A shift among independent voters was part of a seven point swing from previous elections that caused Governor Scott Walker to lose in a razor thin margin to Tony Evers on November 6. That was part of an analysis of what happened in the fall mid-term election presented by Marquette Poll Director Charles Franklin at the Chamber's Eggs & Issues breakfast on Friday, November 16.
Final polling showed that Democrats and Republicans voted almost unanimously for their own candidates, but that independents, who have favored Walker in previous elections, broke in Evers's direction this time. Coupled with significant increases in turnouts and margins in major metro areas like Madison and Milwaukee, it was enough for Evers to win. The chart below tells the story on overall vote margins. While Walker enjoyed a small, but consistent 52-53% of the vote in his three previous elections for Governor, this time around the a drop of just 3.6 percentage points from his 2014 victory resulted in a loss.
Franklin also noted a shift in perceptions of voters around key issues. While those citing health care as their most important issue in previous elections voted more Republican, this time a significant margin of those voting on health care favored the Democrat. Conversely, voters who were most concerned about the economy strongly favored Walker. See the chart below:
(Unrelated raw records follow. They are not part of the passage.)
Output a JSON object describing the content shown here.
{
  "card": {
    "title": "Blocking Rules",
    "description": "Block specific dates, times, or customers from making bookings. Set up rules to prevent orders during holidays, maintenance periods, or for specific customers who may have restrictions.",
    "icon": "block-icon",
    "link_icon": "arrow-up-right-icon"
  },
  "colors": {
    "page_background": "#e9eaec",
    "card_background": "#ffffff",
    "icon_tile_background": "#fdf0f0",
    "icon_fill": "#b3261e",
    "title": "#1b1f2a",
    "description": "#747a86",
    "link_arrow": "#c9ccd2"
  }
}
As previously noted, it was increased turnout and margins in cities that marked a major part of Evers' victory. In fact, most urban areas and small cities delivered higher margins for Evers than they did for Mary Burke in 2014, while rural areas voted more Republican than in the past. The counties, in order, with the highest turnout of registered voters were Dane, Door, Ozaukee, Waukesha and Eau Claire, each of which saw over 85% of registered voters going to the polls. Statewide, the turnout number was 82% in an election that saw a record percentage and total for a mid-term contest.
Indeed, the state's shifting population away from rural areas portends more of a change going forward and may have a big impact with redistricting on the horizon after the 2020 Census. The map below illustrates this shift, in which our own St. Croix and Eau Claire counties are the fifth and sixth fastest growing counties in the state.
Despite the turnover at the top of the ticket, and a strong victory by incumbent US Senator Tammy Baldwin, there was little change in the make up of the state legislature. In the State Senate, Republicans recaptured the Door County seat they lost in a special election earlier this year, going into 2019 with a 19-14 majority. In the State Assembly, Republican lost just one seat in the Milwaukee suburbs, meaning they'll still have a strong 63-36 governing majority. Franklin noted the party vote swing for legislative races overall was much smaller in the Democrat's direction that for Governor, meaning effectively no change in control.
Visuals from Eggs & issues presentation (Charles Franklin, Marquette Poll)
Marquette Poll Director brings mid-term analysis to Eau Claire (WEAU TV 13 News)
Pollster explains election results (Leader-Telegram)
Posted by Scott Rogers, Governmental Affairs & Workforce Director
Eau Claire Chamber
The Eau Claire Chamber of Commerce has more than 1,200 members.